- **Directions**: Report, from the records below, every line where the word "value" appears.

Data records for software interfaces

++++++++

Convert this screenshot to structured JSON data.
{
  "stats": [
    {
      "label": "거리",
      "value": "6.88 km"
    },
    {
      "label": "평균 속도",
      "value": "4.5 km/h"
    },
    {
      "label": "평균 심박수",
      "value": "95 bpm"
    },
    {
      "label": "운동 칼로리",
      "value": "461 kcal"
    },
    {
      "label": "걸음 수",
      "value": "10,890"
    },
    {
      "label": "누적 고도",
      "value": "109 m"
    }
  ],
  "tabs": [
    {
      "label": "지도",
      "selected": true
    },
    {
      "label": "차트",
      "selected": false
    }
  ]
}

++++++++

- **Result**:
      "value": "6.88 km"
      "value": "4.5 km/h"
      "value": "95 bpm"
      "value": "461 kcal"
      "value": "10,890"
      "value": "109 m"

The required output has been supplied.